Song Jeong reports in Korea JoongAng Daily that gamtae, or Ecklonia cava, a species of brown algae, is quickly becoming influential in the edible seaweed market. Only grown on clean mud flats, this plant is as thin as a piece of string and very sensitive. Every stage of its production is done manually, from harvesting to drying. It goes bad when exposed to high temperatures or the sun for a long period, so it needs to be processed and distributed with care. But the taste and silky texture, harvesters say, makes all the hassle worth it.
Gamtae stole the limelight outside of Korea first. Michelin-starred restaurants in the United States and Belgium began featuring gamtae on their menus. Peter Gilmore, a renowned Australian chef, once said gamtae has the aroma of a white truffle. The seafood was even featured in a French documentary.
This is all ascribed to Song Ju-hyeon, the CEO of Badasoop. The 44-year-old businesswoman set up factories, got certified by the government’s Hazard Analysis Critical Control Points (Haccp) management system, and visited places connected to gourmet foods such as international food fairs, department stores and hotel restaurants.

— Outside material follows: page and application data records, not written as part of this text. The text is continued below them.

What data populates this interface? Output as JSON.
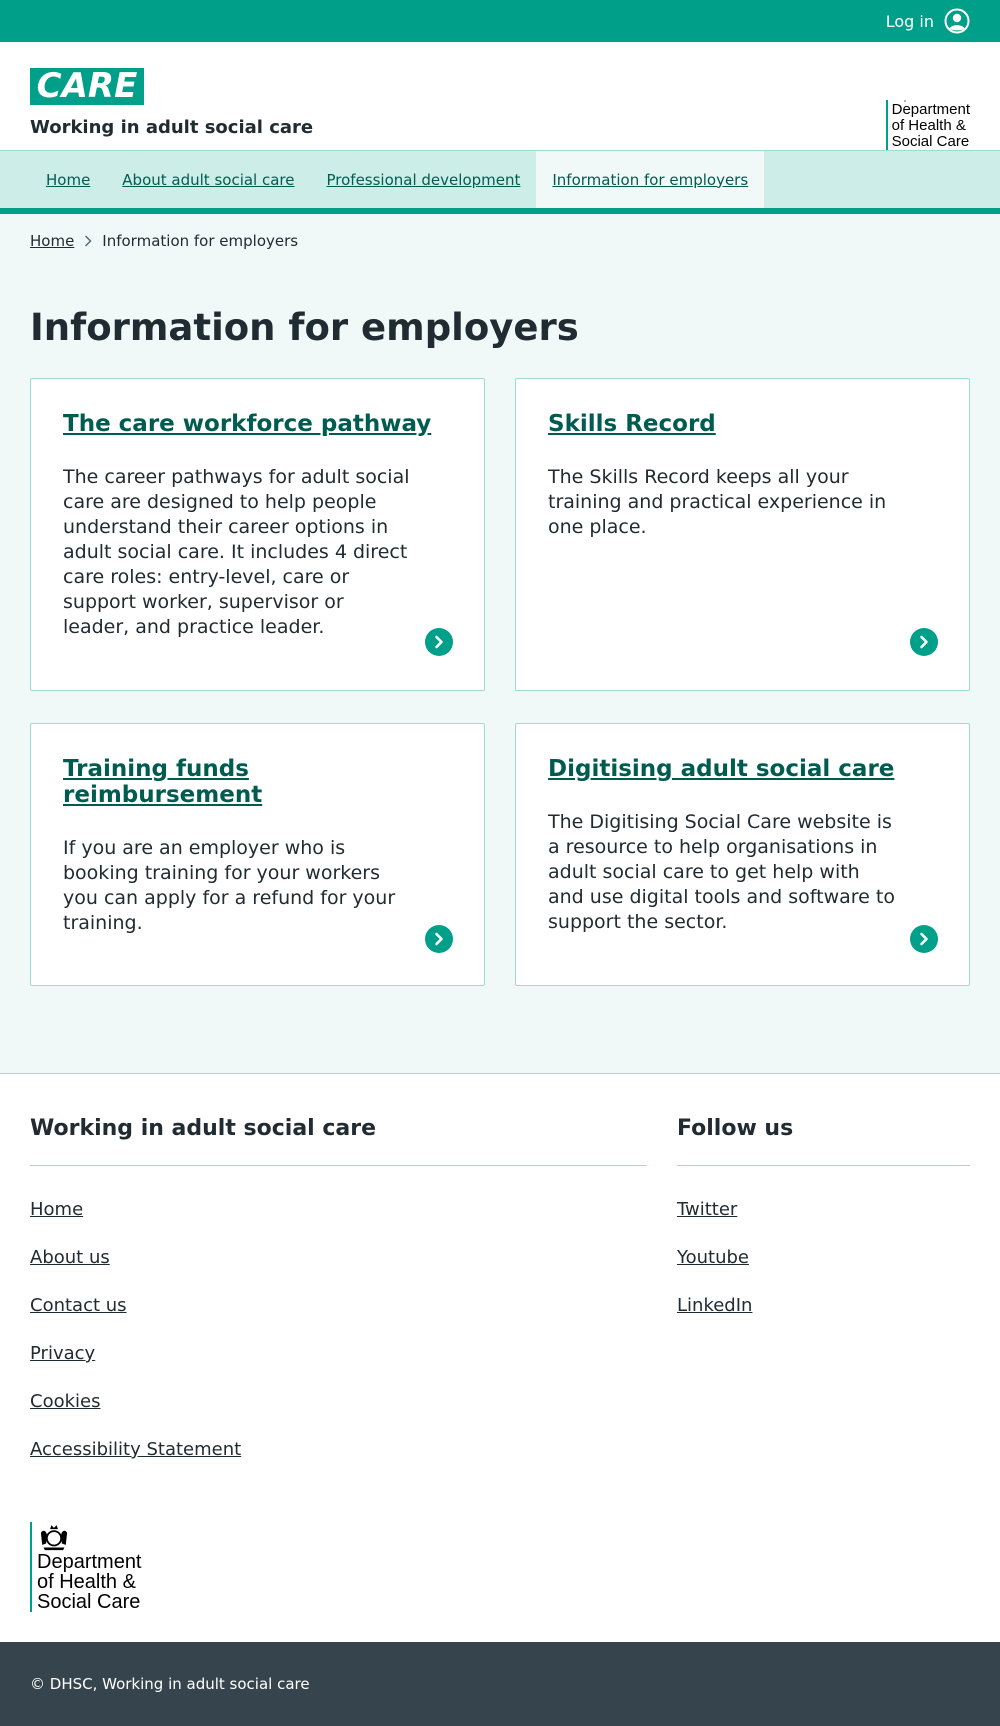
{
  "topbar": {
    "login_label": "Log in",
    "login_icon": "user-circle-icon"
  },
  "header": {
    "logo_text": "CARE",
    "service_name": "Working in adult social care",
    "dhsc_lines": [
      "Department",
      "of Health &",
      "Social Care"
    ]
  },
  "nav": {
    "items": [
      {
        "label": "Home",
        "active": false
      },
      {
        "label": "About adult social care",
        "active": false
      },
      {
        "label": "Professional development",
        "active": false
      },
      {
        "label": "Information for employers",
        "active": true
      }
    ]
  },
  "breadcrumb": {
    "home": "Home",
    "current": "Information for employers"
  },
  "page_title": "Information for employers",
  "cards": [
    {
      "title": "The care workforce pathway",
      "text": "The career pathways for adult social care are designed to help people understand their career options in adult social care. It includes 4 direct care roles: entry-level, care or support worker, supervisor or leader, and practice leader."
    },
    {
      "title": "Skills Record",
      "text": "The Skills Record keeps all your training and practical experience in one place."
    },
    {
      "title": "Training funds reimbursement",
      "text": "If you are an employer who is booking training for your workers you can apply for a refund for your training."
    },
    {
      "title": "Digitising adult social care",
      "text": "The Digitising Social Care website is a resource to help organisations in adult social care to get help with and use digital tools and software to support the sector."
    }
  ],
  "footer": {
    "col1_heading": "Working in adult social care",
    "col1_links": [
      "Home",
      "About us",
      "Contact us",
      "Privacy",
      "Cookies",
      "Accessibility Statement"
    ],
    "col2_heading": "Follow us",
    "col2_links": [
      "Twitter",
      "Youtube",
      "LinkedIn"
    ],
    "dhsc_lines": [
      "Department",
      "of Health &",
      "Social Care"
    ],
    "copyright": "© DHSC, Working in adult social care"
  },
  "colors": {
    "brand": "#009f89",
    "link": "#005c4f",
    "nav_bg": "#cdeee8",
    "page_bg": "#f0f9f8",
    "bottom_bar": "#36444e"
  }
}
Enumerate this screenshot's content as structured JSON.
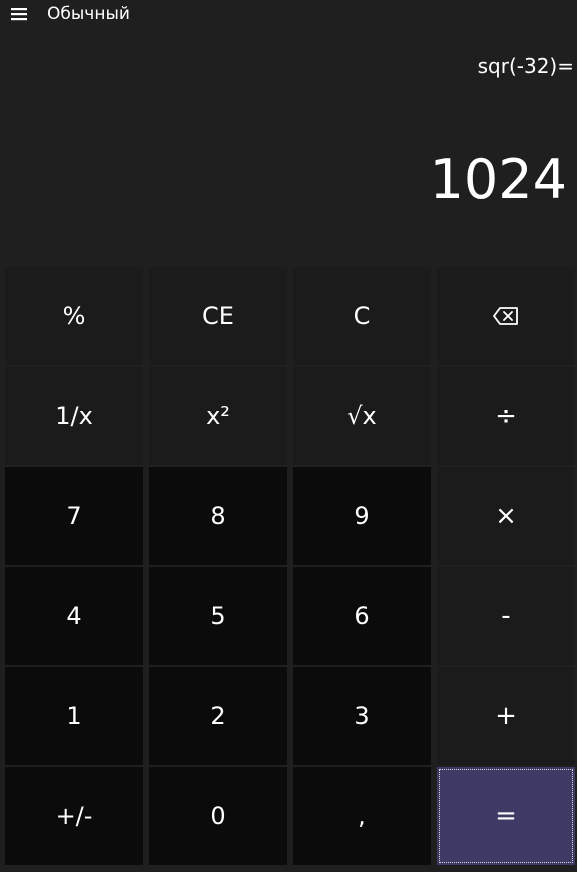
{
  "header": {
    "menu_icon": "hamburger-menu-icon",
    "mode_title": "Обычный"
  },
  "display": {
    "expression": "sqr(-32)=",
    "result": "1024"
  },
  "colors": {
    "background": "#1f1f1f",
    "function_key": "#1b1b1b",
    "digit_key": "#0b0b0b",
    "equals_key": "#3e3a66",
    "text": "#ffffff"
  },
  "keys": {
    "percent": "%",
    "clear_entry": "CE",
    "clear": "C",
    "backspace_icon": "backspace-icon",
    "reciprocal": "1/x",
    "square": "x²",
    "square_root": "√x",
    "divide": "÷",
    "seven": "7",
    "eight": "8",
    "nine": "9",
    "multiply": "×",
    "four": "4",
    "five": "5",
    "six": "6",
    "subtract": "-",
    "one": "1",
    "two": "2",
    "three": "3",
    "add": "+",
    "negate": "+/-",
    "zero": "0",
    "decimal": ",",
    "equals": "="
  }
}
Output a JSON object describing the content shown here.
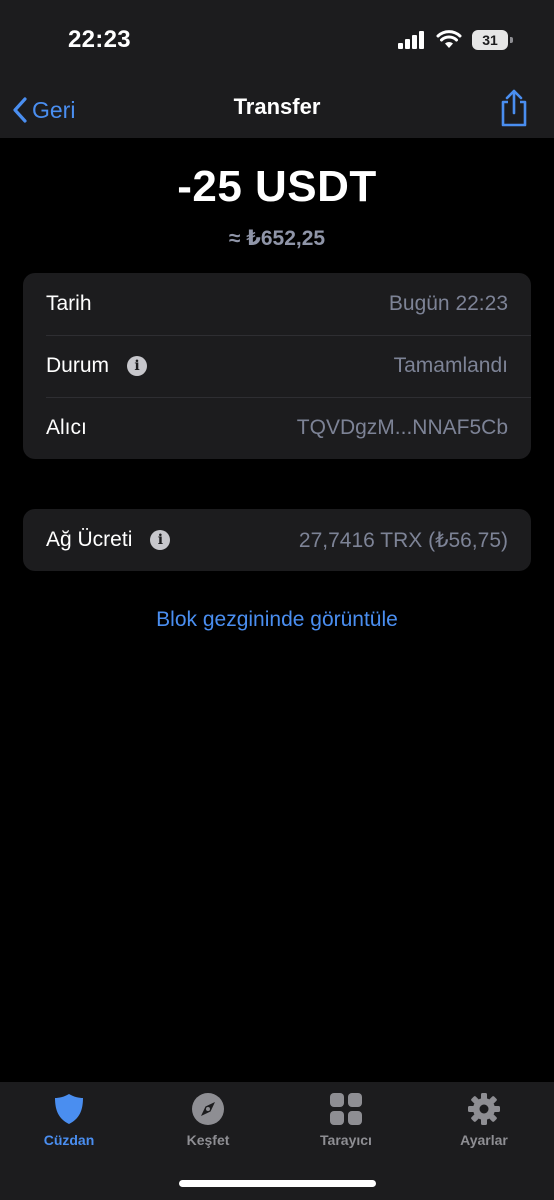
{
  "status_bar": {
    "time": "22:23",
    "battery": "31"
  },
  "nav": {
    "back_label": "Geri",
    "title": "Transfer"
  },
  "transaction": {
    "amount": "-25 USDT",
    "fiat_amount": "≈ ₺652,25",
    "details": {
      "date_label": "Tarih",
      "date_value": "Bugün 22:23",
      "status_label": "Durum",
      "status_value": "Tamamlandı",
      "recipient_label": "Alıcı",
      "recipient_value": "TQVDgzM...NNAF5Cb"
    },
    "fee": {
      "label": "Ağ Ücreti",
      "value": "27,7416 TRX (₺56,75)"
    },
    "explorer_link": "Blok gezgininde görüntüle"
  },
  "tabs": [
    {
      "label": "Cüzdan",
      "icon": "shield-icon",
      "active": true
    },
    {
      "label": "Keşfet",
      "icon": "compass-icon",
      "active": false
    },
    {
      "label": "Tarayıcı",
      "icon": "grid-icon",
      "active": false
    },
    {
      "label": "Ayarlar",
      "icon": "gear-icon",
      "active": false
    }
  ],
  "colors": {
    "accent": "#4a8ef0",
    "background": "#000000",
    "surface": "#1c1c1e",
    "secondary_text": "#7d8396"
  }
}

She believed gamtae could stand next to other luxurious ingredients such as caviar and truffles.